In the show Mr.Robot, the protagonist hacker Elliot uses Suboxone to counteract addiction to the morphine he takes for social anxiety and clinical depression.


  1. ^ a b c Diane S. Aschenbrenner; Samantha J. Venable (2009). Drug Therapy in Nursing. Lippincott Williams & Wilkins. pp. 396–. ISBN 978-0-7817-6587-9. 
  2. ^ a b c Gary L. Fisher; Nancy A. Roget (11 November 2008). Encyclopedia of Substance Abuse Prevention, Treatment, and Recovery. SAGE Publications. pp. 570–. ISBN 978-1-4129-5084-8. 
  3. ^ Atta-ur Rahman; M. Iqbal Choudhary (1 January 2010). Frontiers in CNS Drug Discovery. Bentham Science Publishers. pp. 631–. ISBN 978-1-60805-159-5. 
  4. ^ Linda E. McCuistion; Joyce LeFever Kee; Evelyn R. Hayes (25 March 2014). Pharmacology: A Patient-Centered Nursing Process Approach. Elsevier Health Sciences. pp. 56–. ISBN 978-0-323-29348-8. 
  5. ^ a b c Drugs.com: FDA Professional Drug Information for Suboxone Film.
  6. ^ a b c d e f Haberfeld, H, ed. (2015). Austria-Codex (in German). Vienna: Österreichischer Apothekerverlag. 

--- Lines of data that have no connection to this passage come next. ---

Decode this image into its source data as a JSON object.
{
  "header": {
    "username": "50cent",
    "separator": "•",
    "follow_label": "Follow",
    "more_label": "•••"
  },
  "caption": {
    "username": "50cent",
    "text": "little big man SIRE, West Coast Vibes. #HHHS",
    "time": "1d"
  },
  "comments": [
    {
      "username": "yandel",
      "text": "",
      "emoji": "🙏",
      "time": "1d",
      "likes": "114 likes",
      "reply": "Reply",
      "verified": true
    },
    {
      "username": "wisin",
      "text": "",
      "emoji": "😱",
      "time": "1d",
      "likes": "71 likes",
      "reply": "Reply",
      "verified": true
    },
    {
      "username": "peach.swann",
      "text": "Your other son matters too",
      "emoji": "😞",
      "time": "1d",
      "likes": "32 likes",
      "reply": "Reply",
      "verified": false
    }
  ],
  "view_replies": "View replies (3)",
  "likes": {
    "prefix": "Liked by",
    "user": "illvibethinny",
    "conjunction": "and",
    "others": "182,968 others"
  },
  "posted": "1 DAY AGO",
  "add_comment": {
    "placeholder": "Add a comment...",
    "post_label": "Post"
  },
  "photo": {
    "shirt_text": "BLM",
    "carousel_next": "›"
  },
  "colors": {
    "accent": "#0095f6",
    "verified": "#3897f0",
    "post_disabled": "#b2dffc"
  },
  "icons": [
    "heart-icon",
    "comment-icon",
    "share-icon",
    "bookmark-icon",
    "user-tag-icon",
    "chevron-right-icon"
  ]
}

  7. ^ a b Yokell, Michael A.; Zaller, Nickolas D.; Green, Traci C.; Rich, Josiah D. (1 March 2011). "Buprenorphine and Buprenorphine/Naloxone Diversion, Misuse, and Illicit Use: An International Review". Current drug abuse reviews. 4 (1): 28–41. ISSN 1874-4737. PMC 3154701Freely accessible. 
  8. ^ Bonhomme, Jean; Shim, Ruth S.; Gooden, Richard; Tyus, Dawn; Rust, George (1 January 2012). "Opioid Addiction and Abuse in Primary Care Practice: A Comparison ofMethadone and Buprenorphine as Treatment Options". Journal of the National Medical Association. 104 (0): 342–350. ISSN 0027-9684. PMC 4039205Freely accessible. 
  9. ^ Strain EC, Stoller K, Walsh SL, Bigelow GE (2000). "Effects of buprenorphine versus buprenorphine/naloxone tablets in non-dependent opioid abusers". Psychopharmacology. 148 (4): 374–383. PMID 10928310. doi:10.1007/s002130050066. 
  10. ^ Clinical Guidelines for the Use of Buprenorphine in the Treatment of Opioid Addiction. Treatment Improvement Protocol (TIP) 40. Laura McNicholas. US Department of Health and Human Services.
  11. ^ Volpe DA, McMahon Tobin GA, Mellon RD, Katki AG, Parker RJ, Colatsky T, Kropp TJ, Verbois SL (2011). "Uniform assessment and ranking of opioid Mu receptor binding constants for selected opioid drugs". Regulatory Toxicology and Pharmacology. 59 (3): 385–390. PMID 21215785. doi:10.1016/j.yrtph.2010.12.007. 
  12. ^ Villiger JW, Taylor KM (1981). "Buprenorphine : Characteristics of binding sites in the rat central nervous system". Life Sciences. 29 (26): 2699–2708. PMID 6276633. doi:10.1016/0024-3205(81)90529-4. 
  13. ^ Dahan A. (2006). "Opioid-induced respiratory effects: new data on buprenorphine.". Palliative medicine. 20 Suppl 1: s3–8. PMID 16764215.